-- RECORDS SUPPLIED follows --
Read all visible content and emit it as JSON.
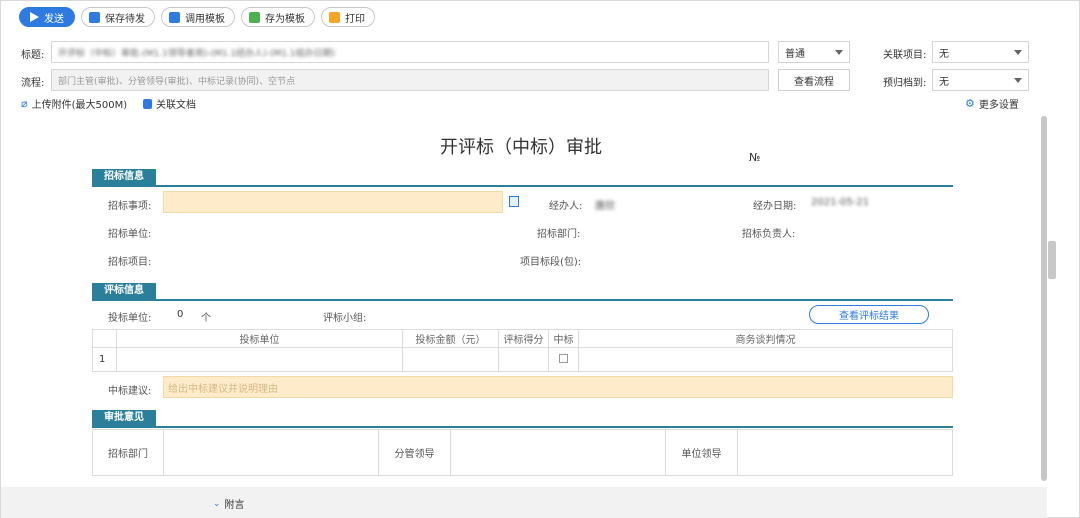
{
  "toolbar": {
    "send": "发送",
    "save_pending": "保存待发",
    "use_template": "调用模板",
    "save_template": "存为模板",
    "print": "打印"
  },
  "header": {
    "title_label": "标题:",
    "title_value": "开评标（中标）审批-(M1.1领导者用)-(M1.1经办人)-(M1.1组办日期)",
    "priority_value": "普通",
    "related_project_label": "关联项目:",
    "related_project_value": "无",
    "flow_label": "流程:",
    "flow_value": "部门主管(审批)、分管领导(审批)、中标记录(协同)、空节点",
    "view_flow": "查看流程",
    "archive_label": "预归档到:",
    "archive_value": "无",
    "upload": "上传附件(最大500M)",
    "related_doc": "关联文档",
    "more_settings": "更多设置"
  },
  "form": {
    "title": "开评标（中标）审批",
    "no": "№",
    "sec1": "招标信息",
    "bid_item_label": "招标事项:",
    "handler_label": "经办人:",
    "handler_value": "唐欣",
    "handle_date_label": "经办日期:",
    "handle_date_value": "2021-05-21",
    "bid_unit_label": "招标单位:",
    "bid_dept_label": "招标部门:",
    "bid_owner_label": "招标负责人:",
    "bid_project_label": "招标项目:",
    "project_section_label": "项目标段(包):",
    "sec2": "评标信息",
    "bidder_count_label": "投标单位:",
    "bidder_count_value": "0",
    "bidder_count_unit": "个",
    "eval_group_label": "评标小组:",
    "view_result": "查看评标结果",
    "table_headers": [
      "投标单位",
      "投标金额（元）",
      "评标得分",
      "中标",
      "商务谈判情况"
    ],
    "row_no": "1",
    "suggest_label": "中标建议:",
    "suggest_placeholder": "给出中标建议并说明理由",
    "sec3": "审批意见",
    "approve_dept": "招标部门",
    "approve_leader": "分管领导",
    "approve_unit": "单位领导"
  },
  "footer": {
    "attach_word": "附言"
  }
}
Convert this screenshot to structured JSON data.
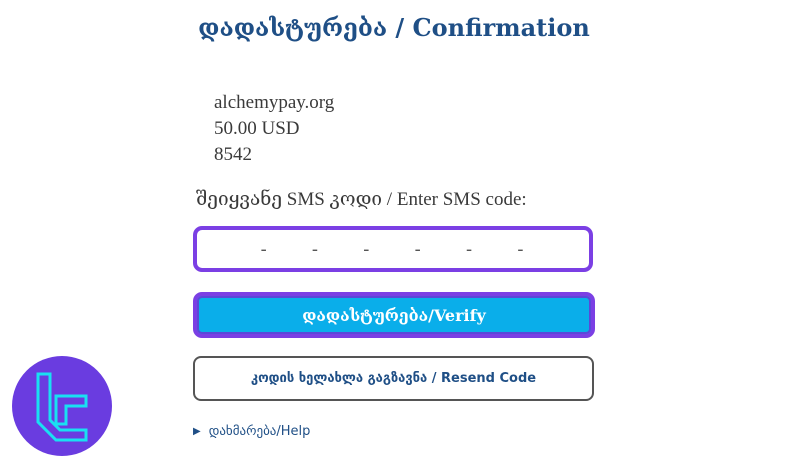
{
  "page": {
    "title": "დადასტურება / Confirmation"
  },
  "transaction": {
    "merchant": "alchemypay.org",
    "amount": "50.00 USD",
    "card_last4": "8542"
  },
  "sms": {
    "prompt": "შეიყვანე SMS კოდი / Enter SMS code:",
    "placeholder": "-   -   -   -   -   -",
    "value": ""
  },
  "buttons": {
    "verify_label": "დადასტურება/Verify",
    "resend_label": "კოდის ხელახლა გაგზავნა / Resend Code"
  },
  "help": {
    "label": "დახმარება/Help",
    "icon": "triangle-right-icon"
  },
  "logo": {
    "icon": "brand-logo-icon"
  },
  "colors": {
    "title": "#1f4f86",
    "accent_border": "#7b3fe4",
    "verify_bg": "#0aaeea",
    "logo_bg": "#6a3ce0",
    "logo_stroke": "#19e0f2"
  }
}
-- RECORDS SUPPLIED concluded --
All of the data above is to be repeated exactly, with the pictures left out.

## COMPLETED EXERCISE
Read all visible content and emit it as JSON.
{
  "toolbar": {
    "send": "发送",
    "save_pending": "保存待发",
    "use_template": "调用模板",
    "save_template": "存为模板",
    "print": "打印"
  },
  "header": {
    "title_label": "标题:",
    "title_value": "开评标（中标）审批-(M1.1领导者用)-(M1.1经办人)-(M1.1组办日期)",
    "priority_value": "普通",
    "related_project_label": "关联项目:",
    "related_project_value": "无",
    "flow_label": "流程:",
    "flow_value": "部门主管(审批)、分管领导(审批)、中标记录(协同)、空节点",
    "view_flow": "查看流程",
    "archive_label": "预归档到:",
    "archive_value": "无",
    "upload": "上传附件(最大500M)",
    "related_doc": "关联文档",
    "more_settings": "更多设置"
  },
  "form": {
    "title": "开评标（中标）审批",
    "no": "№",
    "sec1": "招标信息",
    "bid_item_label": "招标事项:",
    "handler_label": "经办人:",
    "handler_value": "唐欣",
    "handle_date_label": "经办日期:",
    "handle_date_value": "2021-05-21",
    "bid_unit_label": "招标单位:",
    "bid_dept_label": "招标部门:",
    "bid_owner_label": "招标负责人:",
    "bid_project_label": "招标项目:",
    "project_section_label": "项目标段(包):",
    "sec2": "评标信息",
    "bidder_count_label": "投标单位:",
    "bidder_count_value": "0",
    "bidder_count_unit": "个",
    "eval_group_label": "评标小组:",
    "view_result": "查看评标结果",
    "table_headers": [
      "投标单位",
      "投标金额（元）",
      "评标得分",
      "中标",
      "商务谈判情况"
    ],
    "row_no": "1",
    "suggest_label": "中标建议:",
    "suggest_placeholder": "给出中标建议并说明理由",
    "sec3": "审批意见",
    "approve_dept": "招标部门",
    "approve_leader": "分管领导",
    "approve_unit": "单位领导"
  },
  "footer": {
    "attach_word": "附言"
  }
}
Convert this screenshot to structured JSON data.
{
  "page": {
    "title": "დადასტურება / Confirmation"
  },
  "transaction": {
    "merchant": "alchemypay.org",
    "amount": "50.00 USD",
    "card_last4": "8542"
  },
  "sms": {
    "prompt": "შეიყვანე SMS კოდი / Enter SMS code:",
    "placeholder": "-   -   -   -   -   -",
    "value": ""
  },
  "buttons": {
    "verify_label": "დადასტურება/Verify",
    "resend_label": "კოდის ხელახლა გაგზავნა / Resend Code"
  },
  "help": {
    "label": "დახმარება/Help",
    "icon": "triangle-right-icon"
  },
  "logo": {
    "icon": "brand-logo-icon"
  },
  "colors": {
    "title": "#1f4f86",
    "accent_border": "#7b3fe4",
    "verify_bg": "#0aaeea",
    "logo_bg": "#6a3ce0",
    "logo_stroke": "#19e0f2"
  }
}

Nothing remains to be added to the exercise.